Happy Mother’s Day to ALL the mothers, soon to be mothers, mothers in memory and MOTHERS OF AN ANGEL.
Whether you’re a Mom or a mother figure, you make life that much more special for those whose lives you touch and impact everyday. Happy Mother’s Day!
My husband and I were having a conversation about our mothers. I jokingly teased him about him still calling his mother “Mama”. I teased that only babies when they’re first learning to speak say “Ma-ma”, not grown men. We had a good laugh, but not before he teased me about calling my mother “Mummy”, which is a term used when preserving the dead.
What was even more intriguing was that both our mothers called their moms “Mumma” (pronounced moo-mah). Who would’ve thought. (I guess it’s pretty popular in Jamaica 😉 )
When I was younger, I thought that I would outgrow calling my mother Mummy, that maybe I’d change it to Mom like many of my teenage and college friends. But as I became an adult, I love the nostalgia that Mummy evokes. It reminds me of the love and the sacrifices that she made. Last year I wrote a special Mother’s Day tribute to her. The conclusion is that no matter what we call her, “a mother is she who can take the place of all others, but whose place no one else can take.”
With Mother’s Day approaching, I imagine that many of you will be making a special phone call to your mom. Here’s what I’d like to know: What do you call your mother? What influenced that name? Would you have rather called her something else? Is there ever a time that you outgrow calling her Mommy/Mummy/ or what ever you call her?

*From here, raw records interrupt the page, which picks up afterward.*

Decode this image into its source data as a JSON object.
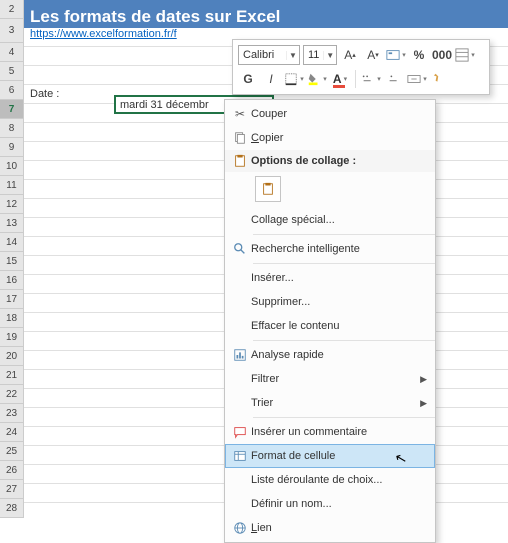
{
  "banner": {
    "title": "Les formats de dates sur Excel",
    "url": "https://www.excelformation.fr/f"
  },
  "rows": [
    "2",
    "3",
    "4",
    "5",
    "6",
    "7",
    "8",
    "9",
    "10",
    "11",
    "12",
    "13",
    "14",
    "15",
    "16",
    "17",
    "18",
    "19",
    "20",
    "21",
    "22",
    "23",
    "24",
    "25",
    "26",
    "27",
    "28"
  ],
  "selected_row": "7",
  "cellA7": "Date :",
  "cellB7": "mardi 31 décembr",
  "mini_toolbar": {
    "font": "Calibri",
    "size": "11",
    "buttons_row1": [
      "increase-font",
      "decrease-font",
      "format-builder",
      "percent",
      "thousands",
      "borders"
    ],
    "bold": "G",
    "italic": "I",
    "underline": "___"
  },
  "context_menu": {
    "cut": "Couper",
    "copy": "Copier",
    "paste_options": "Options de collage :",
    "paste_special": "Collage spécial...",
    "smart_lookup": "Recherche intelligente",
    "insert": "Insérer...",
    "delete": "Supprimer...",
    "clear": "Effacer le contenu",
    "quick_analysis": "Analyse rapide",
    "filter": "Filtrer",
    "sort": "Trier",
    "comment": "Insérer un commentaire",
    "format_cells": "Format de cellule",
    "dropdown_list": "Liste déroulante de choix...",
    "define_name": "Définir un nom...",
    "link": "Lien"
  }
}
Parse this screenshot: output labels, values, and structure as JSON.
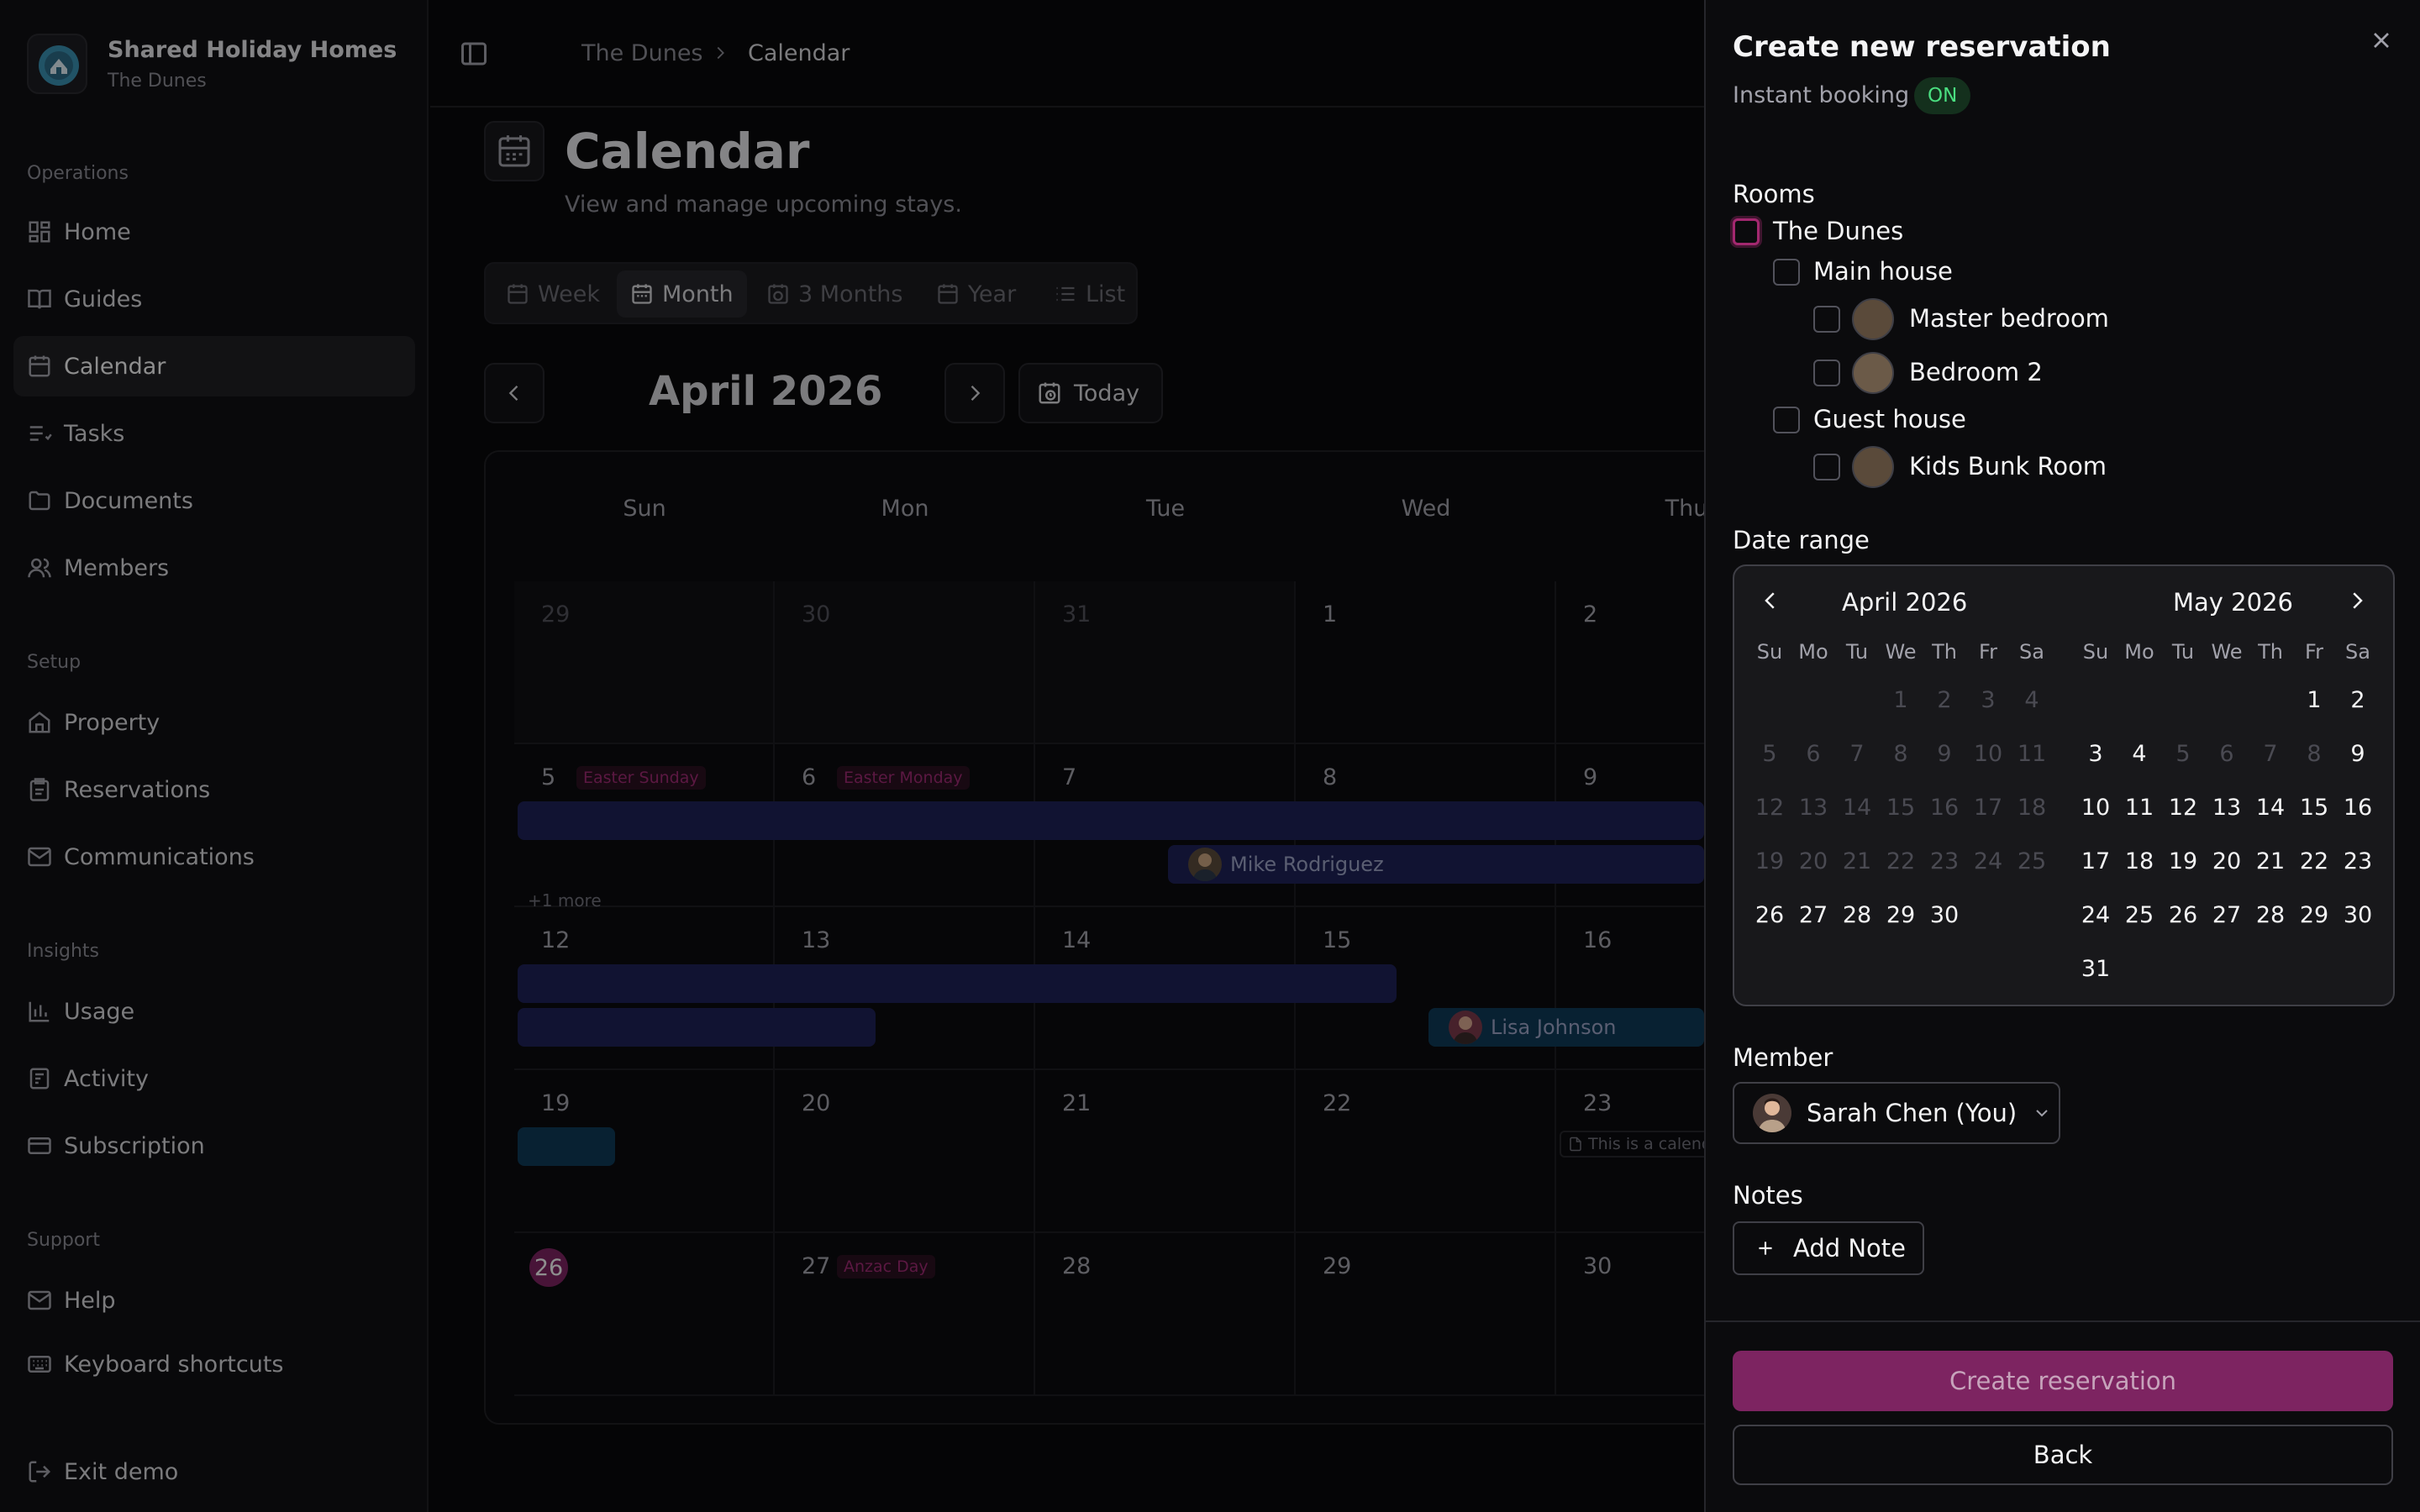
{
  "org": {
    "name": "Shared Holiday Homes",
    "subtitle": "The Dunes"
  },
  "sidebar": {
    "sections": [
      {
        "label": "Operations",
        "items": [
          {
            "label": "Home",
            "icon": "dashboard-icon"
          },
          {
            "label": "Guides",
            "icon": "book-icon"
          },
          {
            "label": "Calendar",
            "icon": "calendar-icon",
            "active": true
          },
          {
            "label": "Tasks",
            "icon": "list-checks-icon"
          },
          {
            "label": "Documents",
            "icon": "folder-icon"
          },
          {
            "label": "Members",
            "icon": "users-icon"
          }
        ]
      },
      {
        "label": "Setup",
        "items": [
          {
            "label": "Property",
            "icon": "home-icon"
          },
          {
            "label": "Reservations",
            "icon": "clipboard-icon"
          },
          {
            "label": "Communications",
            "icon": "mail-icon"
          }
        ]
      },
      {
        "label": "Insights",
        "items": [
          {
            "label": "Usage",
            "icon": "bar-chart-icon"
          },
          {
            "label": "Activity",
            "icon": "activity-icon"
          },
          {
            "label": "Subscription",
            "icon": "credit-card-icon"
          }
        ]
      },
      {
        "label": "Support",
        "items": [
          {
            "label": "Help",
            "icon": "mail-icon"
          },
          {
            "label": "Keyboard shortcuts",
            "icon": "keyboard-icon"
          }
        ]
      }
    ],
    "exit": "Exit demo"
  },
  "breadcrumb": [
    "The Dunes",
    "Calendar"
  ],
  "page": {
    "title": "Calendar",
    "subtitle": "View and manage upcoming stays."
  },
  "view_tabs": [
    "Week",
    "Month",
    "3 Months",
    "Year",
    "List"
  ],
  "calendar": {
    "month_title": "April 2026",
    "today_label": "Today",
    "weekdays": [
      "Sun",
      "Mon",
      "Tue",
      "Wed",
      "Thu"
    ],
    "weeks": [
      [
        {
          "d": "29",
          "out": true
        },
        {
          "d": "30",
          "out": true
        },
        {
          "d": "31",
          "out": true
        },
        {
          "d": "1"
        },
        {
          "d": "2"
        }
      ],
      [
        {
          "d": "5",
          "holiday": "Easter Sunday"
        },
        {
          "d": "6",
          "holiday": "Easter Monday"
        },
        {
          "d": "7"
        },
        {
          "d": "8"
        },
        {
          "d": "9"
        }
      ],
      [
        {
          "d": "12"
        },
        {
          "d": "13"
        },
        {
          "d": "14"
        },
        {
          "d": "15"
        },
        {
          "d": "16"
        }
      ],
      [
        {
          "d": "19"
        },
        {
          "d": "20"
        },
        {
          "d": "21"
        },
        {
          "d": "22"
        },
        {
          "d": "23"
        }
      ],
      [
        {
          "d": "26",
          "today": true
        },
        {
          "d": "27",
          "holiday": "Anzac Day"
        },
        {
          "d": "28"
        },
        {
          "d": "29"
        },
        {
          "d": "30"
        }
      ]
    ],
    "events": {
      "mike": "Mike Rodriguez",
      "lisa": "Lisa Johnson",
      "more": "+1 more",
      "note": "This is a calend"
    }
  },
  "panel": {
    "title": "Create new reservation",
    "instant_label": "Instant booking",
    "instant_badge": "ON",
    "rooms_label": "Rooms",
    "rooms": [
      {
        "label": "The Dunes",
        "level": 0
      },
      {
        "label": "Main house",
        "level": 1
      },
      {
        "label": "Master bedroom",
        "level": 2,
        "photo": true
      },
      {
        "label": "Bedroom 2",
        "level": 2,
        "photo": true
      },
      {
        "label": "Guest house",
        "level": 1
      },
      {
        "label": "Kids Bunk Room",
        "level": 2,
        "photo": true
      }
    ],
    "date_range_label": "Date range",
    "months": [
      {
        "title": "April 2026",
        "weekdays": [
          "Su",
          "Mo",
          "Tu",
          "We",
          "Th",
          "Fr",
          "Sa"
        ],
        "weeks": [
          [
            "",
            "",
            "",
            "1",
            "2",
            "3",
            "4"
          ],
          [
            "5",
            "6",
            "7",
            "8",
            "9",
            "10",
            "11"
          ],
          [
            "12",
            "13",
            "14",
            "15",
            "16",
            "17",
            "18"
          ],
          [
            "19",
            "20",
            "21",
            "22",
            "23",
            "24",
            "25"
          ],
          [
            "26",
            "27",
            "28",
            "29",
            "30",
            "",
            ""
          ]
        ]
      },
      {
        "title": "May 2026",
        "weekdays": [
          "Su",
          "Mo",
          "Tu",
          "We",
          "Th",
          "Fr",
          "Sa"
        ],
        "weeks": [
          [
            "",
            "",
            "",
            "",
            "",
            "1",
            "2"
          ],
          [
            "3",
            "4",
            "5",
            "6",
            "7",
            "8",
            "9"
          ],
          [
            "10",
            "11",
            "12",
            "13",
            "14",
            "15",
            "16"
          ],
          [
            "17",
            "18",
            "19",
            "20",
            "21",
            "22",
            "23"
          ],
          [
            "24",
            "25",
            "26",
            "27",
            "28",
            "29",
            "30"
          ],
          [
            "31",
            "",
            "",
            "",
            "",
            "",
            ""
          ]
        ]
      }
    ],
    "member_label": "Member",
    "member_value": "Sarah Chen (You)",
    "notes_label": "Notes",
    "add_note": "Add Note",
    "create_btn": "Create reservation",
    "back_btn": "Back"
  },
  "colors": {
    "accent": "#7d2461",
    "event": "#1e2257",
    "event_teal": "#0e3a57",
    "badge_bg": "#14301d",
    "badge_fg": "#4ade80"
  }
}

A few years ago, my mother and I had a very intimate and heart-felt conversation. Among other things, she thought it was important to let me know how proud she was of me. I was unaware that less than two years later, God would call her home. I could not have begun to understand the depth of love and the level of sacrifices my mother made for us until I became an adult. That understanding became even more profound when I had children of my own. My mother was a praying woman. When she prayed, I felt as though God bowed his head and leaned His ear specifically to hear and answer her prayers. Mom was a hard worker. She worked the night shift to make sure that she was home in the afternoon when we arrived from school. In addition to her job, she was a wife, a cook, a seamstress, a counselor, a bible scholar, a prayer warrior and a beautiful songstress; yet she managed to keep her seven children as her number one priority. It has been three years since my mom passed away. I miss her sorely. I miss her counsel and her embrace, but I’m thankful to God for the 35 years He allowed me to experience her unconditional love. I’m grateful for the cherished memories and the intimate conversations that I hold dear. I continue to build on the Christian foundation she laid in my life. I still draw from the values she instilled in me as guidelines when raising my own children.
The obligations of the father are distinct and imperative in a child’s life and should not be diminished. However, the role of a mother is a very special one. It is an opportunity given by God to truly love someone unconditionally. It is more than just a responsibility to care for and discipline a child. It is an extraordinary relationship fostered through nurturing, teaching and exemplifying Godly characteristics and conduct.
This Mother’s day, endeavor to pay special tribute to and appreciate the mother in your life. Even if your mother has been less than perfect, let’s make a greater effort to reach out and foster deeper, more fulfilling relationships.
This post is dedicated to my mother and all of the mothers who sacrifice daily for the love of their children. Whether you are an expectant mother, a biological mother, an adoptive mother, a surrogate mother, a foster mother, a spiritual mother, or a mother figure, the ability to love unconditionally and nurture a child is a gift from God.
Her children arise up, and call her blessed; her husband [also], and he praiseth her. PROVERBS 31:28